======== Given data ========

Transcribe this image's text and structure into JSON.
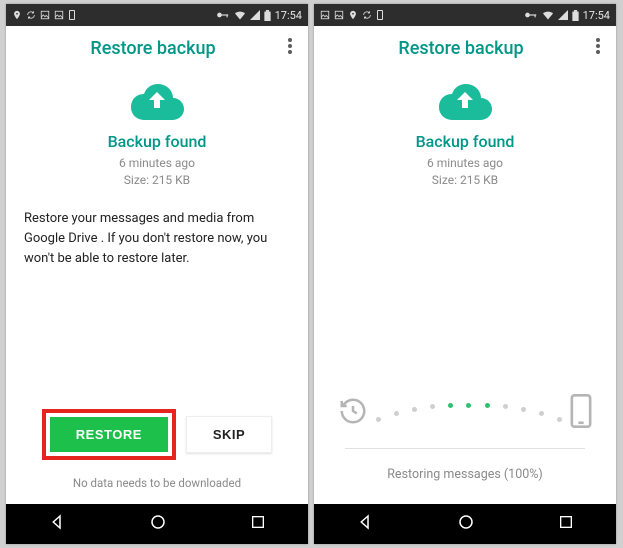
{
  "statusbar": {
    "time": "17:54"
  },
  "left": {
    "appbar": {
      "title": "Restore backup"
    },
    "heading": "Backup found",
    "meta_time": "6 minutes ago",
    "meta_size": "Size: 215 KB",
    "body": "Restore your messages and media from Google Drive . If you don't restore now, you won't be able to restore later.",
    "restore_label": "RESTORE",
    "skip_label": "SKIP",
    "footnote": "No data needs to be downloaded"
  },
  "right": {
    "appbar": {
      "title": "Restore backup"
    },
    "heading": "Backup found",
    "meta_time": "6 minutes ago",
    "meta_size": "Size: 215 KB",
    "status": "Restoring messages (100%)"
  },
  "colors": {
    "accent": "#009788",
    "green": "#1cc04a",
    "highlight": "#e4261e"
  }
}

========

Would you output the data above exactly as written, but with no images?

Worked solution -
Transcribe this image's text and structure into JSON.
{
  "statusbar": {
    "time": "17:54"
  },
  "left": {
    "appbar": {
      "title": "Restore backup"
    },
    "heading": "Backup found",
    "meta_time": "6 minutes ago",
    "meta_size": "Size: 215 KB",
    "body": "Restore your messages and media from Google Drive . If you don't restore now, you won't be able to restore later.",
    "restore_label": "RESTORE",
    "skip_label": "SKIP",
    "footnote": "No data needs to be downloaded"
  },
  "right": {
    "appbar": {
      "title": "Restore backup"
    },
    "heading": "Backup found",
    "meta_time": "6 minutes ago",
    "meta_size": "Size: 215 KB",
    "status": "Restoring messages (100%)"
  },
  "colors": {
    "accent": "#009788",
    "green": "#1cc04a",
    "highlight": "#e4261e"
  }
}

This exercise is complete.